Opposition protestors waved Macedonian and Albanian flags, crying "victory, victory" as they marched. Some demonstrators were reportedly going to camp on the streets until Prime Minister Nikola Gruevski stepped down. The conservative prime minister was however planning his own rally on Monday, raising concerns of confrontation between opposing groups.
Gruevski's government was at the center of a scandal that broke out in February this year, when a whistleblower leaked the government's illegal wiretaps to Social Democrat leader Zoran Zaev.
The tapes contained data drawn from around 20,000 journalists, politicians, religious leaders and politicians across the country and pointed towards Skopje keeping close watch over the people recorded. The conversations purported to reveal corruption at the highest levels in the government. The Social Democrats have boycotted parliament since an election in April last year, claiming that Gruevski's party committed fraud.
The Macedonian prime minister has not denied that the voices in the tapes released by Zaev are authentic, but he has refused to acknowledge that he ordered the recordings and maintained instead that the conversations were taken out of context. His officials in turn have accused Zaev of spying and destabilizing the country.
Macedonia's Albanian problem
Skopje's problems have intensified after a shootout earlier this month between police and ethnic Albanian rebels in the country's northern town Kumanovo left 18 people dead, including eight police officers.

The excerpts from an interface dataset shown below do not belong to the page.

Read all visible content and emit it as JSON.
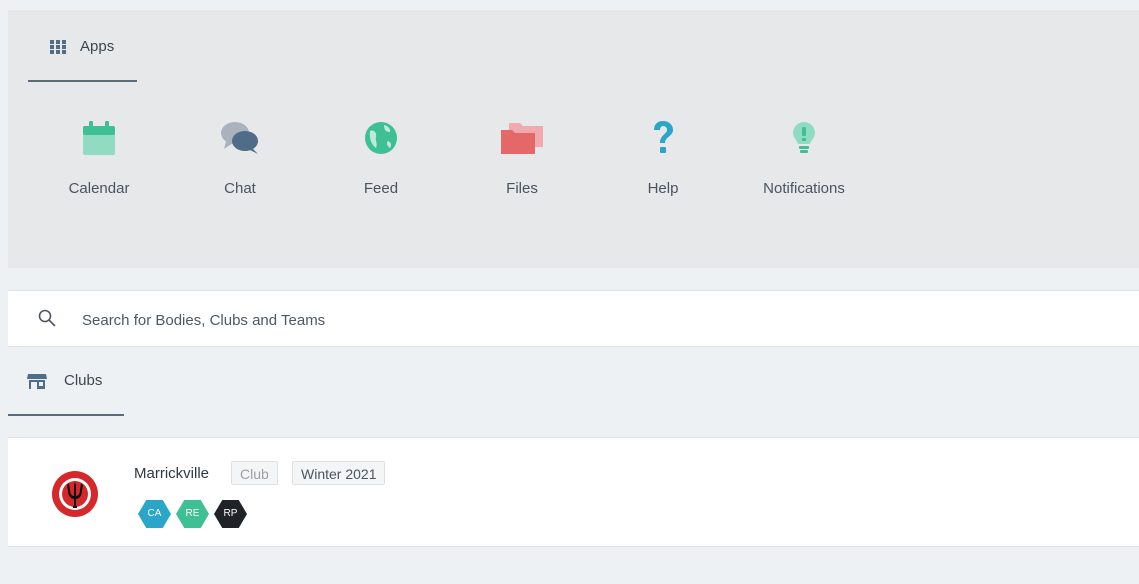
{
  "apps_panel": {
    "tab": {
      "label": "Apps",
      "icon": "grid-icon"
    },
    "items": [
      {
        "label": "Calendar",
        "icon": "calendar-icon",
        "color": "#6fcdb0"
      },
      {
        "label": "Chat",
        "icon": "chat-icon",
        "color": "#4f6d88"
      },
      {
        "label": "Feed",
        "icon": "globe-icon",
        "color": "#3fbf94"
      },
      {
        "label": "Files",
        "icon": "folder-icon",
        "color": "#e46868"
      },
      {
        "label": "Help",
        "icon": "question-icon",
        "color": "#2aa6c8"
      },
      {
        "label": "Notifications",
        "icon": "lightbulb-icon",
        "color": "#3fbf94"
      }
    ]
  },
  "search": {
    "placeholder": "Search for Bodies, Clubs and Teams",
    "value": "",
    "icon": "search-icon"
  },
  "clubs_section": {
    "tab": {
      "label": "Clubs",
      "icon": "storefront-icon"
    },
    "clubs": [
      {
        "name": "Marrickville",
        "type_tag": "Club",
        "season_tag": "Winter 2021",
        "logo": "trident-crest-logo",
        "badges": [
          {
            "label": "CA",
            "color": "#2aa6c8"
          },
          {
            "label": "RE",
            "color": "#3fbf94"
          },
          {
            "label": "RP",
            "color": "#1f2327"
          }
        ]
      }
    ]
  }
}
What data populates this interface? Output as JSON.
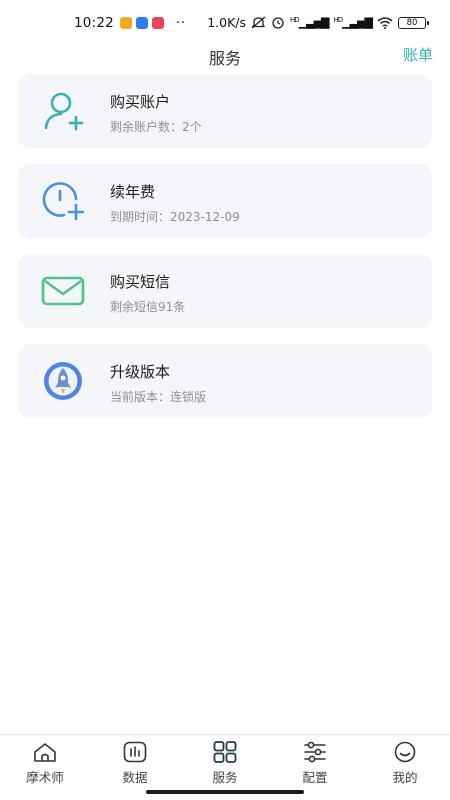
{
  "status_bar": {
    "time": "10:22",
    "network_speed": "1.0K/s",
    "signal_1": "HD",
    "signal_2": "HD",
    "battery": "80",
    "dots": "··"
  },
  "header": {
    "title": "服务",
    "bill_link": "账单"
  },
  "cards": [
    {
      "title": "购买账户",
      "subtitle": "剩余账户数：2个",
      "icon": "add-user-icon"
    },
    {
      "title": "续年费",
      "subtitle": "到期时间：2023-12-09",
      "icon": "clock-plus-icon"
    },
    {
      "title": "购买短信",
      "subtitle": "剩余短信91条",
      "icon": "envelope-icon"
    },
    {
      "title": "升级版本",
      "subtitle": "当前版本：连锁版",
      "icon": "rocket-icon"
    }
  ],
  "bottom_nav": [
    {
      "label": "摩术师",
      "icon": "home-icon"
    },
    {
      "label": "数据",
      "icon": "chart-icon"
    },
    {
      "label": "服务",
      "icon": "grid-icon"
    },
    {
      "label": "配置",
      "icon": "sliders-icon"
    },
    {
      "label": "我的",
      "icon": "smile-icon"
    }
  ],
  "colors": {
    "accent": "#33b5a8",
    "card_bg": "#f4f6f9",
    "teal_icon": "#35b0b8",
    "blue_icon": "#4a90e2",
    "green_icon": "#4cc38a",
    "rocket_ring": "#4f86e6"
  }
}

Gruevski has held talks with opposition leader Zaev and ethnic Albanian representatives to resolve the crisis, which could hamper the country's inclusion into the EU and the NATO. Ethnic Albanians make up around 25 percent of Macedonia's population.Two ministers and Skopje's intelligence chief have resigned
after being accused of involvement in the wiretapping scandal while 30 others, including ethnic Albanians from Kosovo,have been charged with inciting terror.
Experts, however, believe that the public may not accept this as a solution and that the stage is being set for a larger anti-government coalition. The government has promised large rallies in its support on Monday.
mg/sms (AFP, AP, Reuters, dpa)